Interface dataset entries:
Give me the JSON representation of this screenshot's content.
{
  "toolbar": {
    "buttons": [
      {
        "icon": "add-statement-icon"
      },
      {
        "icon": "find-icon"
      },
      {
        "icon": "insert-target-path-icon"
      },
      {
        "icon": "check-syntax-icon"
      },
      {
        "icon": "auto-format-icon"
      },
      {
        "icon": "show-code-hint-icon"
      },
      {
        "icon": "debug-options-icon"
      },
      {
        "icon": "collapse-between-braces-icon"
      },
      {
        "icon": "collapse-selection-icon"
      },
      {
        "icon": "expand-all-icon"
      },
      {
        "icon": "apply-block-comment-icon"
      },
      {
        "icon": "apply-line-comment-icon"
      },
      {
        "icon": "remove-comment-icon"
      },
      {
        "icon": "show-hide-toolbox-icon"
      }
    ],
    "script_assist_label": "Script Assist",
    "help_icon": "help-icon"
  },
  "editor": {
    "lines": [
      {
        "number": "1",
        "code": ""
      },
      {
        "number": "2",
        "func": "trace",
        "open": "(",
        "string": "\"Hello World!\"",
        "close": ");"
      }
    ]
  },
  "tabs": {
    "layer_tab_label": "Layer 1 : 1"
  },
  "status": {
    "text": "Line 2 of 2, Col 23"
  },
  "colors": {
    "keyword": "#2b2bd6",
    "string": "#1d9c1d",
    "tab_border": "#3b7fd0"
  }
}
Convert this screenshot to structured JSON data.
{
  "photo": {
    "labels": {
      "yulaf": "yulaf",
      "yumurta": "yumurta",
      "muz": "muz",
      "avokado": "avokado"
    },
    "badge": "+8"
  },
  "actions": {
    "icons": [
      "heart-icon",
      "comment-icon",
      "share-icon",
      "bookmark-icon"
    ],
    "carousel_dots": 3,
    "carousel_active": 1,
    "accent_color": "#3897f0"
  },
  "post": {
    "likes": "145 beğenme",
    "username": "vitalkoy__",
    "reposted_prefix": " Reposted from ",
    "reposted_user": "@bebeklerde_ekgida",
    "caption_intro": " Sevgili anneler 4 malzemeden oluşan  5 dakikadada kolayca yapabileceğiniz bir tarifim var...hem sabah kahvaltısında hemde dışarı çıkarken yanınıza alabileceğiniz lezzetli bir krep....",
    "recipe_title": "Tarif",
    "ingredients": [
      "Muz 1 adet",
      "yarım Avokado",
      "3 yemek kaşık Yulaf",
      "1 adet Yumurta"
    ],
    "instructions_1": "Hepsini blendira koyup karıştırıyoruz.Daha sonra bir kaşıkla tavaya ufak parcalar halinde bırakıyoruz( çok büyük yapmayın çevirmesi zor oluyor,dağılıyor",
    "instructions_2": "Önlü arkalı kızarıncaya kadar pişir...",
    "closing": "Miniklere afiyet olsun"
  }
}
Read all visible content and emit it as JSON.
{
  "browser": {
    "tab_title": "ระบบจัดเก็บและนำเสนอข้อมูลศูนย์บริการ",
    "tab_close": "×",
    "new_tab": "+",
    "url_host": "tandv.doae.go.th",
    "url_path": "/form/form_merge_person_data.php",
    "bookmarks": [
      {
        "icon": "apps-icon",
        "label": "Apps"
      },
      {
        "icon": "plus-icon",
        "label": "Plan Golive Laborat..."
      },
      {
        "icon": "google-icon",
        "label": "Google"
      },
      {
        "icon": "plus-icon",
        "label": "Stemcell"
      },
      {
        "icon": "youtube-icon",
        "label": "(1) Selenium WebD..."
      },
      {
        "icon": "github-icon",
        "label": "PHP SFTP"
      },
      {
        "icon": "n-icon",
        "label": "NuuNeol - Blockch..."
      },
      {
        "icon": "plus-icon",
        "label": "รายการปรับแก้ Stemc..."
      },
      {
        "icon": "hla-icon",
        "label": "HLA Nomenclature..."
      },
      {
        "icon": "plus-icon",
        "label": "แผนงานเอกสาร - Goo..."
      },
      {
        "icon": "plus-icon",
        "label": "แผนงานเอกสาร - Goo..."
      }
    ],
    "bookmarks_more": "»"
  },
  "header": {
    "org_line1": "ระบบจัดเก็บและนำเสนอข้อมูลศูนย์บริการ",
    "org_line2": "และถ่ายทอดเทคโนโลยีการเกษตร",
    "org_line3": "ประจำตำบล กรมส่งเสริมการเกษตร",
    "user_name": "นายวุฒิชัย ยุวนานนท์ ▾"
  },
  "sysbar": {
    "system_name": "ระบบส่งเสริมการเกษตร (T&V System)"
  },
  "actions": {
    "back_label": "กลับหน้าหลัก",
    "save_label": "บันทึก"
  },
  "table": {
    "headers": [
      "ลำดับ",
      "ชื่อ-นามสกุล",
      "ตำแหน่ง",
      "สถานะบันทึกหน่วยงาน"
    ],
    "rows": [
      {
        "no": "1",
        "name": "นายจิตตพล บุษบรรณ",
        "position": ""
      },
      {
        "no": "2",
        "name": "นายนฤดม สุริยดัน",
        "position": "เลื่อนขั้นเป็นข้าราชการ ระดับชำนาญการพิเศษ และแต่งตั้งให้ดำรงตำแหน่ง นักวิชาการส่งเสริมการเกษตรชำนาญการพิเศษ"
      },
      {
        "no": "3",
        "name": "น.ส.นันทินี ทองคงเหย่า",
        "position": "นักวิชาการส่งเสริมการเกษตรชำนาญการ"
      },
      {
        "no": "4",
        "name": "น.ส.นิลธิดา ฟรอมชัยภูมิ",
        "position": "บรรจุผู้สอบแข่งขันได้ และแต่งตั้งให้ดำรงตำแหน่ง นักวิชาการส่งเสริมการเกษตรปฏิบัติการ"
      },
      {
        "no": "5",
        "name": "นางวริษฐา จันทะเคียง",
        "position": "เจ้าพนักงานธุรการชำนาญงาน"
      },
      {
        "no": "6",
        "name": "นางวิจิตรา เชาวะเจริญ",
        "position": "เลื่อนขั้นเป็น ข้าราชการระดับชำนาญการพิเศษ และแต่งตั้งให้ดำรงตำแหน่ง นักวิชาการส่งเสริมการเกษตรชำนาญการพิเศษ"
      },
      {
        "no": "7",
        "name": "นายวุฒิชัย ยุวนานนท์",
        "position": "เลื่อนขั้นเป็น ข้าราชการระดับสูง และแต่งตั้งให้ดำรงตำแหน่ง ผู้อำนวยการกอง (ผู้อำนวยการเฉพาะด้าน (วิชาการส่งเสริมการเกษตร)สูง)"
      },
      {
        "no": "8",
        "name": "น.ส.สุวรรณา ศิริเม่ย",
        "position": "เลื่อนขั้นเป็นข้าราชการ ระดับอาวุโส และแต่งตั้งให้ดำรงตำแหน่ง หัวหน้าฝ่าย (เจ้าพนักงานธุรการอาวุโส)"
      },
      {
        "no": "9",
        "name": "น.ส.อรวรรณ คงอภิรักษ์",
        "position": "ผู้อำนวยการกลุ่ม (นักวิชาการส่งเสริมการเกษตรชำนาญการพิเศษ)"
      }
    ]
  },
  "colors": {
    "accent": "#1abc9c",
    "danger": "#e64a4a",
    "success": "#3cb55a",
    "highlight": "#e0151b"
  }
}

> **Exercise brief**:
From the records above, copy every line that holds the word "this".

> **Reply to the task**:
Give me the JSON representation of this screenshot's content.
Convert this screenshot to structured JSON data.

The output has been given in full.